Exploring Indian Philosophy: Orthodox and Heterodox Schools
Indian philosophy, also known as Darshanas in Sanskrit, encompasses several traditions of philosophical thought that originated in the Indian subcontinent, including Hindu philosophy, Buddhist philosophy, and Jain philosophy. The main focus of Indian philosophy is to improve human life, and it is considered a practical discipline. Indian philosophy is divided into two major categories: Orthodox (Hindu) Schools and Heterodox (Non-Hindu) Schools.
The main Hindu Orthodox schools of Indian philosophy are Samkhya, Yoga, Nyaya, Vaisheshika, Purva Mimamsa, and Vedanta. These schools are codified during the medieval period of Brahmanic-Sanskritic scholasticism and take the ancient Vedas as their source and scriptural authority.
Samkhya, the oldest of the orthodox philosophical systems, is a dualist philosophy that postulates that everything in reality stems from purusha (self or soul or mind) and prakriti (matter, creative agency, energy). Liberation occurs with the realization that the soul and the dispositions of matter are different.
The Yoga school accepts Samkhya psychology and metaphysics but is more theistic, with the addition of a divine entity to Samkhya’s twenty-five elements of reality. The goal of Yoga is to quiet one’s mind and achieve kaivalya (solitariness or detachment).
The Nyaya school is based on a system of logic that has subsequently been adopted by the majority of Indian schools, in much the same way as Aristotelian logic has influenced Western philosophy. Its followers believe that obtaining valid knowledge is the only way to gain release from suffering. Nyaya developed several criteria by which the knowledge thus obtained was to be considered valid or invalid.
The Vaisheshika school is atomist and pluralist in nature, and the basis of the school’s philosophy is that all objects in the physical universe are reducible to a finite number of atoms, and Brahman is regarded as the fundamental force that causes consciousness in these atoms.
The main objective of the Purva Mimamsa school is to interpret and establish the authority of the Vedas. It requires unquestionable faith in the Vedas and the regular performance of the Vedic fire-sacrifices to sustain all the activity of the universe.
The Vedanta, or Uttara Mimamsa, school concentrates on the philosophical teachings of the Upanishads, rather than the Brahmanas. The Vedanta focus on meditation, self-discipline, and spiritual connectivity, more than traditional ritualism.
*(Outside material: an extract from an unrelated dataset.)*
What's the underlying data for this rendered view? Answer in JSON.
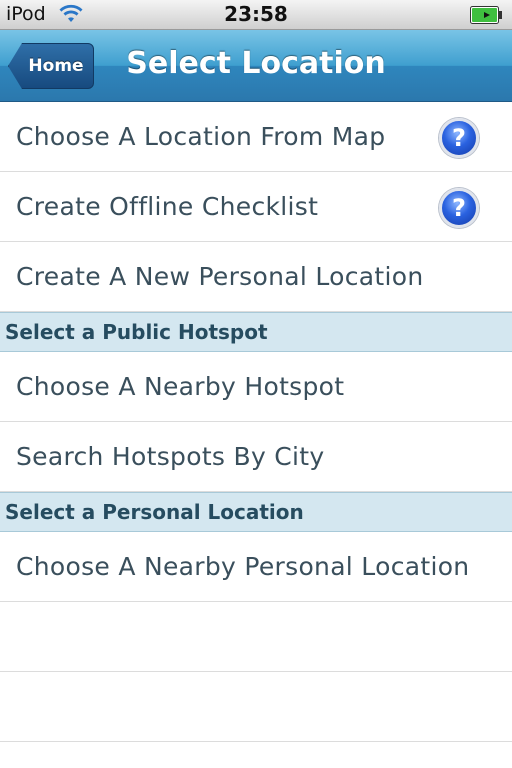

Due to the rather cryptic and poetic nature of the Vedanta sutras, the school separated into six sub-schools, each interpreting the texts in its own way and producing its own series of sub-commentaries.
The main heterodox schools, which do not accept the authority of the Vedas, include Carvaka, Jainism, and Buddhism. Carvaka is a materialistic, skeptical, and atheistic school of thought. Its founder was Carvaka, author of the Barhaspatya Sutras in the final centuries B.C.
Jainism is a non-theistic Indian religion that aims to achieve liberation and enlightenment through a path of non-violence and self-control.
Buddhism is based on the teachings of the Buddha, and its goal is to end suffering and achieve enlightenment. The core of Buddhism is the Four Noble Truths and the Eightfold Path, and its philosophy is based on the concept of impermanence, non-self, and the interdependence of all things.
In conclusion, Indian philosophy encompasses several traditions of philosophical thought that aim to improve human life.
Orthodox (Hindu) Schools and Heterodox (Non-Hindu) Schools are the two main categories of Indian philosophy, each with their own unique perspectives and beliefs.
- Samkhya: focuses on the distinction between the material and spiritual realms and seeks to achieve liberation by attaining knowledge of the difference between the two.
- Yoga: emphasizes the practice of meditation and other physical and mental disciplines to attain spiritual enlightenment and liberation.
- Nyaya: concerned with logic and epistemology, and seeks to establish the nature of knowledge and the means by which it is acquired.
- Vaisheshika: deals with metaphysics, and attempts to establish the nature of reality and the nature of existence.
- Mimamsa: concerned with interpretation of the Vedas, and seeks to establish the correct way to perform rituals and sacrifices.
- Buddhism: focuses on the Four Noble Truths and the Eightfold Path, and seeks to end suffering through the cessation of desire and attachment.
- Jainism: emphasizes the importance of non-violence, compassion, and self-discipline in achieving spiritual liberation.
- Charvaka: also known as Lokayata, this school was skeptical of the existence of the soul, karma, and other traditional Hindu beliefs.
It’s worth noting that these categories are not necessarily mutually exclusive, and there is often overlap and interaction between different schools of thought.